They’re rich. They’re spoiled. They’re Persian.
Which means Bravo’s latest reality endeavor, “The Shahs of Sunset,” has Iranian-Americans up in arms over the stereotypes they claim it perpetuates. So much so, in fact, that petitions are circulating in Iranian communities to have the show yanked off the air.
The program, which premiered on Sunday night, follows a group of six Persian-American socialites in Los Angeles as they navigate love and life with what seems like bottomless checking accounts.
They are the children of the Iranians who escaped their country after the 1979 Iranian Revolution ended the reign of the Shah Reza Pahlavi.
Several petitions to halt the show have been circulated around the Persian-American community. One of them, “Protest Shahs of Sunset,” encourages signers to “help the Persian community by signing this petition to end 'Shahs of Sunset' and other such racist, exploiting television programming.”
Another, which has collected 500 signatures on Change.org, argues that the show promotes racial stereotypes. One signer of that petition, Shepard Jacobson, commented: “The show wants to present caricatures of Iranian-Americans. This is not entertaining. Rather, it is racist and only encourages others who do not know Persians in our American society to feed into the worst kind of stereotype, rather than showing a new generation of ambitious yet hardworking Iranian-Americans.”
The show’s focus does seem to be on the characters' frivolous sides. Golnesa 'GG' Gharachedaghi, who is being heralded as the next Kim Kardashian, is a 30-year-old trust fund baby who uses her father’s credit card to buy designer clothing and vehemently argues on the first episode that she does not like “ugly people.”
"Charge it to my Daddy" is one of her favorite sayings, and could end up being the series' tagline.
During the first episode she also adds, 'I am 30 years old, and my only paycheck is from my Daddy.”
GG nearly comes to blows with fellow cast member Asa Soltan Rahmati when Asa accuses GG of wearing clothes bought at H&M.
It was comments and scenes like those that caused some viewers to take to Bravo’s official message board to complain about the show after it aired on Sunday night.
“Due to the current political climate between the United States and factions in the Middle East, I cannot see the benefit of this show,” wrote one viewer. “I think it is rather tasteless of you to show how the rich from the Middle East can settle here to continue their lives of opulence where there are still many who still struggle to continue with their daily lives, here and there.”
Another viewer commented that the show was insulting to the Persian-American community.
“It's a shame that the premise of this show is specifically geared as a representation of Persian culture. There's not an ounce of humility and even general human decency shown here. And quite frankly, it's embarrassing to watch. I could understand how this could stereotype people from this background in a real negative way. I found myself really disliking these people by the end of the show.”

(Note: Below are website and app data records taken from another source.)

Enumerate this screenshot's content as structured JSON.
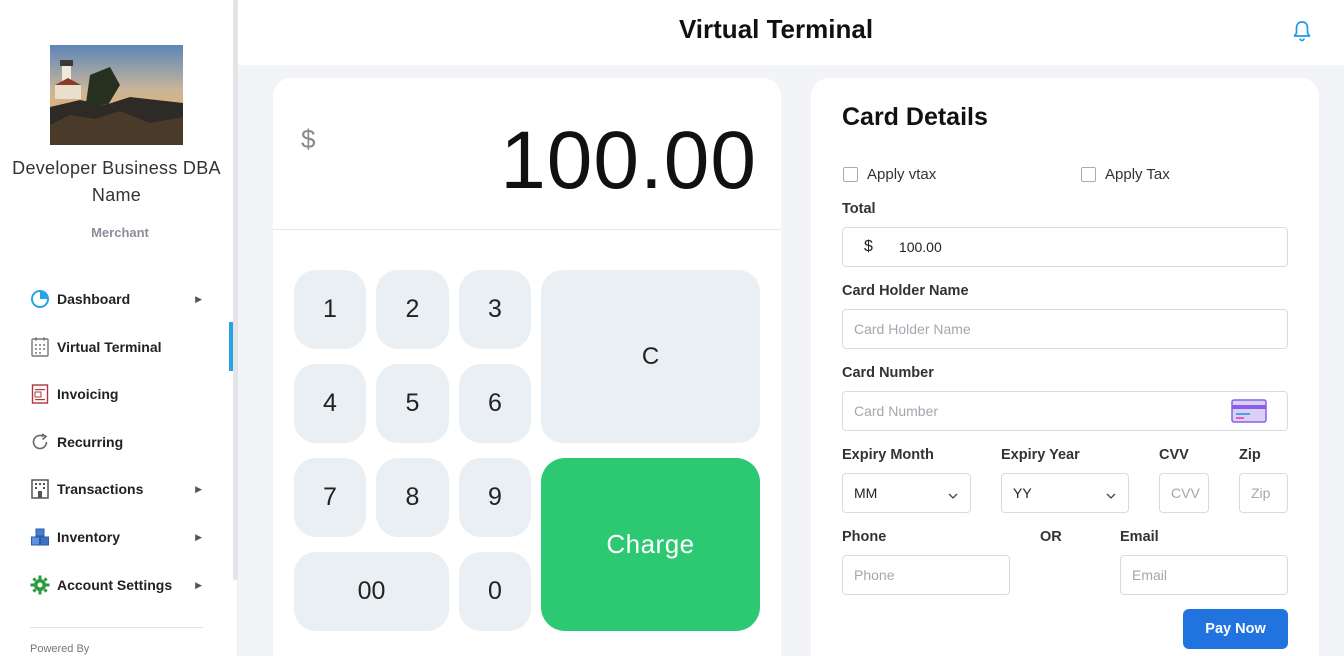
{
  "header": {
    "title": "Virtual Terminal",
    "bell_icon": "bell-icon"
  },
  "sidebar": {
    "business_name": "Developer Business DBA Name",
    "role": "Merchant",
    "powered_by": "Powered By",
    "items": [
      {
        "label": "Dashboard",
        "icon": "pie-chart-icon",
        "has_submenu": true
      },
      {
        "label": "Virtual Terminal",
        "icon": "calculator-icon",
        "has_submenu": false,
        "active": true
      },
      {
        "label": "Invoicing",
        "icon": "invoice-icon",
        "has_submenu": false
      },
      {
        "label": "Recurring",
        "icon": "refresh-icon",
        "has_submenu": false
      },
      {
        "label": "Transactions",
        "icon": "building-icon",
        "has_submenu": true
      },
      {
        "label": "Inventory",
        "icon": "boxes-icon",
        "has_submenu": true
      },
      {
        "label": "Account Settings",
        "icon": "gear-icon",
        "has_submenu": true
      }
    ]
  },
  "keypad": {
    "currency": "$",
    "amount": "100.00",
    "keys": [
      "1",
      "2",
      "3",
      "4",
      "5",
      "6",
      "7",
      "8",
      "9",
      "00",
      "0"
    ],
    "clear_label": "C",
    "charge_label": "Charge"
  },
  "card": {
    "title": "Card Details",
    "apply_vtax": "Apply vtax",
    "apply_tax": "Apply Tax",
    "total_label": "Total",
    "total_currency": "$",
    "total_value": "100.00",
    "holder_label": "Card Holder Name",
    "holder_placeholder": "Card Holder Name",
    "number_label": "Card Number",
    "number_placeholder": "Card Number",
    "expiry_month_label": "Expiry Month",
    "expiry_month_value": "MM",
    "expiry_year_label": "Expiry Year",
    "expiry_year_value": "YY",
    "cvv_label": "CVV",
    "cvv_placeholder": "CVV",
    "zip_label": "Zip",
    "zip_placeholder": "Zip",
    "phone_label": "Phone",
    "phone_placeholder": "Phone",
    "or_label": "OR",
    "email_label": "Email",
    "email_placeholder": "Email",
    "pay_button": "Pay Now"
  },
  "colors": {
    "accent": "#2aa2e8",
    "charge": "#2dc972",
    "pay": "#2174e0",
    "key_bg": "#e9eff3"
  }
}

Not everyone agrees. "Shahs" cast member Mike Shouhed, a 33-year-old former high roller in the Las Vegas real estate market who claims to be looking for a woman he can bring home to his mother, told Fox411 that all of the petition makers and the haters on the message boards are simply jealous.
“The only reason people are petitioning is that they are 100 percent jealous that they aren’t on the show. All we are doing is hanging out and being ourselves,” Shouhed said. “People are intrigued to learn more about our culture instead of automatically associating us with negative portrayals like terrorism. It humanizes us in a way."
Despite the pilot proving to be more “Jersey Shore” meets “The Real Housewives” than a PBS documentary on how Persians live their lives in the States, some Persian-American advocates agree with Shouhed that good can come out of the show.
“A lot of the Iranian-American community is upset because the show does hype up negative stereotypes. You see materialism and superficiality at its worst,” says Nomar Elmi, the director of community outreach for the National Iranian American Council in Washington, D.C. “But the silver lining for me is that it will get people talking. Usually we are depicted as terrorists from the axis of evil. At least this is another side to the community. It isn’t the most positive or accurate, but it will get the American public talking.”
A rep for Bravo didn't respond immediately to a request for comment.